## What you are asked to do
Write out the line that contains "Serialize everything readable", then every following line to the end of the records below, with no other lines and no changes.

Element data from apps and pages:

■ ■ ■ ■

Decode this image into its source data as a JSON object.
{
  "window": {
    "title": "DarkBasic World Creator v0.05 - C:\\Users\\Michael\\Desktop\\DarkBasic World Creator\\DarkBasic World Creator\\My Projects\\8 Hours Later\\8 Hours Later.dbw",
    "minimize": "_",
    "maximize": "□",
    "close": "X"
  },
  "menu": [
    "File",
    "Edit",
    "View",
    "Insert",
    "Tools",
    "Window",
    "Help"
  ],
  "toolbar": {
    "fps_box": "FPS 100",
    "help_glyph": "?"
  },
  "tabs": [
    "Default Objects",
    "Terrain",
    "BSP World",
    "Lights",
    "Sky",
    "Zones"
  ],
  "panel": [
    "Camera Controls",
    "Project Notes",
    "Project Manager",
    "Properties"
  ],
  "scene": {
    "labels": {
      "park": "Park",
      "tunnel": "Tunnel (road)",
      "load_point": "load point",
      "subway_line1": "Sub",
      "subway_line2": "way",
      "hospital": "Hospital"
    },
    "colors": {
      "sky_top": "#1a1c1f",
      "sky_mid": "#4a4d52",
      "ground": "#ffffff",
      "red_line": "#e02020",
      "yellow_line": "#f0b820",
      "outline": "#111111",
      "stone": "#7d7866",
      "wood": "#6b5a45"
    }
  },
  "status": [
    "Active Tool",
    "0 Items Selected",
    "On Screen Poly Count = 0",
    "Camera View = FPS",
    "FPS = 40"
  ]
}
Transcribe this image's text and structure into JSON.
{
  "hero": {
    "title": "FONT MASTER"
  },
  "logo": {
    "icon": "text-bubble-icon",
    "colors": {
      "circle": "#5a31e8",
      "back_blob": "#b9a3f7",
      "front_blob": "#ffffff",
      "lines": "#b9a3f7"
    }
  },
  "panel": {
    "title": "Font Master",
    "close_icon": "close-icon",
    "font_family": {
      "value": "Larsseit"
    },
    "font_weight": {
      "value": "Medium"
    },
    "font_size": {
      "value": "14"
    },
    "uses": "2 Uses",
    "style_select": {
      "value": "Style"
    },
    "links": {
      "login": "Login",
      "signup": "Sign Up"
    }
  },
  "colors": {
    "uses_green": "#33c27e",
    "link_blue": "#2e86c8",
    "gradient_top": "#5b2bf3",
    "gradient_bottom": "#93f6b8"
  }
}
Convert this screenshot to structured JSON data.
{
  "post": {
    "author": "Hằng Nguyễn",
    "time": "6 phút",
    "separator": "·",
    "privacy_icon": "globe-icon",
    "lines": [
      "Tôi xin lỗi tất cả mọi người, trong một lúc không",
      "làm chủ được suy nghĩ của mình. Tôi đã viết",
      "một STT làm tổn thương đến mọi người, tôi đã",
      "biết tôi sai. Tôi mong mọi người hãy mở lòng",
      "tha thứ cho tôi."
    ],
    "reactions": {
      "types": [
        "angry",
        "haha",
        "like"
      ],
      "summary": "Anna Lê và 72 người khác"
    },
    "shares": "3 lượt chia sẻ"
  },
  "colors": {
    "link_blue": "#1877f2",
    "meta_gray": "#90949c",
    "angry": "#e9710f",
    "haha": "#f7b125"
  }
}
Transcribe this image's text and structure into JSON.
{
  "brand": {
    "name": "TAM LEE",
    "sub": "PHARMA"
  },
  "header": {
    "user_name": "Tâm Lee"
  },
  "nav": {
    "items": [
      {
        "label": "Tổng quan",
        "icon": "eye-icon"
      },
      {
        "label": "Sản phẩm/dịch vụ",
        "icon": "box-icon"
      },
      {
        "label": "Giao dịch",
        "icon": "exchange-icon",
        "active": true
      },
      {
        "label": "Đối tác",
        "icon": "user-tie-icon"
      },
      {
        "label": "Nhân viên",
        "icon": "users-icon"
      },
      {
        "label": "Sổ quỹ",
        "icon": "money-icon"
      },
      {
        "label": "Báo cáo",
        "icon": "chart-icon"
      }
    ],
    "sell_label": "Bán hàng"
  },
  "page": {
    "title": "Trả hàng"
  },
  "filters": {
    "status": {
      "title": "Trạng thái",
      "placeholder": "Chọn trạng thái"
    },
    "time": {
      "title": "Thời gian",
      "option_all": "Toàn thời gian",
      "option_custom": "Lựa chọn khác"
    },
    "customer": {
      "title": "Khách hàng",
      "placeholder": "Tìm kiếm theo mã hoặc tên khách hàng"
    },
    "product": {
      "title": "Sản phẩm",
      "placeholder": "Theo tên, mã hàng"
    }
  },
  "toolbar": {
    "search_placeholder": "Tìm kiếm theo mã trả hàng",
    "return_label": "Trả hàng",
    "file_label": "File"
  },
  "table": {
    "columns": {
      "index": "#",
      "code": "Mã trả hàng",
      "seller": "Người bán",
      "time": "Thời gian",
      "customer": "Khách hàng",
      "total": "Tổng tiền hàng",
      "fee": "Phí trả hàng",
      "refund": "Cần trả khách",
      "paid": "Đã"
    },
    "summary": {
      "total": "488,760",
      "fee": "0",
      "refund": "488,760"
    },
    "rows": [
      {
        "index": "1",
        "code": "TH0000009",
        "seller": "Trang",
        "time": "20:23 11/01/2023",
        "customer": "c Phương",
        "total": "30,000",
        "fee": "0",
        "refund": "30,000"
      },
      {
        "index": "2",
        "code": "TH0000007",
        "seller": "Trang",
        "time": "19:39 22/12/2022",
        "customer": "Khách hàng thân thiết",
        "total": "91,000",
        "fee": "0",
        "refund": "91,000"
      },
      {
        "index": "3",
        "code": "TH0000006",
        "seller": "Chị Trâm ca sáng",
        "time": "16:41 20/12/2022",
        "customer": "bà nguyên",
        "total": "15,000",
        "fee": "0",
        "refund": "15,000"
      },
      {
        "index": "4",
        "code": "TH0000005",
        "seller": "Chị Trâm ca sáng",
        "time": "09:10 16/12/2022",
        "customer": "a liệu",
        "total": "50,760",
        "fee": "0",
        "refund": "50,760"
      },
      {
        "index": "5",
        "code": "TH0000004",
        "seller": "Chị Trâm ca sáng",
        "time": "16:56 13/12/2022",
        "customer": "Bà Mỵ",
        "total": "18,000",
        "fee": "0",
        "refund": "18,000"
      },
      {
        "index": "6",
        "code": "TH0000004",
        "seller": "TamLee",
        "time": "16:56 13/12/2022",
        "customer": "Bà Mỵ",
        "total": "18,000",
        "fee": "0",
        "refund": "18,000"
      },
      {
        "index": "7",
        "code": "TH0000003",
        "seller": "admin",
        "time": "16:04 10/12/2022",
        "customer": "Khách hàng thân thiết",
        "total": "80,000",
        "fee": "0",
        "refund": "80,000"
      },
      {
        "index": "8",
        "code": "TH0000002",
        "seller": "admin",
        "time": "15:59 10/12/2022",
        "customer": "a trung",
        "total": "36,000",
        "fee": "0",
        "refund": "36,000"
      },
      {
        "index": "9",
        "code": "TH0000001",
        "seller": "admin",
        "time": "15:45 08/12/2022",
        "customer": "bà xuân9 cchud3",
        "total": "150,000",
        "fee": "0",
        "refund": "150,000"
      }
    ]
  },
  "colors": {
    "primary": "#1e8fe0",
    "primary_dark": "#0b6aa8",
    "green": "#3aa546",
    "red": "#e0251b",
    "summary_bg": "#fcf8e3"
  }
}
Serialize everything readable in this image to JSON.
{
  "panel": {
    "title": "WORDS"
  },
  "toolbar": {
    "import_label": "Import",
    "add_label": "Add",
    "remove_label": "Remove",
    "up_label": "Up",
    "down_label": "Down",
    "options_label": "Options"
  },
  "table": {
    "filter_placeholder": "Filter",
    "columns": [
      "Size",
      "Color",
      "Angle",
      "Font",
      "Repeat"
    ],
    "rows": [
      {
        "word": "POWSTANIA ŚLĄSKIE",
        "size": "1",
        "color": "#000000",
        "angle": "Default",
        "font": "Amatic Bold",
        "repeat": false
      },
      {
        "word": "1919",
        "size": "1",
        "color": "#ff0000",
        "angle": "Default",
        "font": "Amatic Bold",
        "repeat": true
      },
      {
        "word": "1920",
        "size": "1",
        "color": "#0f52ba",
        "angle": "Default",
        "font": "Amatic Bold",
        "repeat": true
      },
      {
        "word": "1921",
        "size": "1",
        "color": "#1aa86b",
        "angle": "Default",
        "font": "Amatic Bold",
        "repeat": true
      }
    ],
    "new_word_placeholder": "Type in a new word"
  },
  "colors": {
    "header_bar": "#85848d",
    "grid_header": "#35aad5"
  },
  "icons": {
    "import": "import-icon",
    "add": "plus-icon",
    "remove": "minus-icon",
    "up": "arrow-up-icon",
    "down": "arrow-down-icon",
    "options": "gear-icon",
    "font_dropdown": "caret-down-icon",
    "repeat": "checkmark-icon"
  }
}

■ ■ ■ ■

## Reply
Serialize everything readable in this image to JSON.
{
  "panel": {
    "title": "WORDS"
  },
  "toolbar": {
    "import_label": "Import",
    "add_label": "Add",
    "remove_label": "Remove",
    "up_label": "Up",
    "down_label": "Down",
    "options_label": "Options"
  },
  "table": {
    "filter_placeholder": "Filter",
    "columns": [
      "Size",
      "Color",
      "Angle",
      "Font",
      "Repeat"
    ],
    "rows": [
      {
        "word": "POWSTANIA ŚLĄSKIE",
        "size": "1",
        "color": "#000000",
        "angle": "Default",
        "font": "Amatic Bold",
        "repeat": false
      },
      {
        "word": "1919",
        "size": "1",
        "color": "#ff0000",
        "angle": "Default",
        "font": "Amatic Bold",
        "repeat": true
      },
      {
        "word": "1920",
        "size": "1",
        "color": "#0f52ba",
        "angle": "Default",
        "font": "Amatic Bold",
        "repeat": true
      },
      {
        "word": "1921",
        "size": "1",
        "color": "#1aa86b",
        "angle": "Default",
        "font": "Amatic Bold",
        "repeat": true
      }
    ],
    "new_word_placeholder": "Type in a new word"
  },
  "colors": {
    "header_bar": "#85848d",
    "grid_header": "#35aad5"
  },
  "icons": {
    "import": "import-icon",
    "add": "plus-icon",
    "remove": "minus-icon",
    "up": "arrow-up-icon",
    "down": "arrow-down-icon",
    "options": "gear-icon",
    "font_dropdown": "caret-down-icon",
    "repeat": "checkmark-icon"
  }
}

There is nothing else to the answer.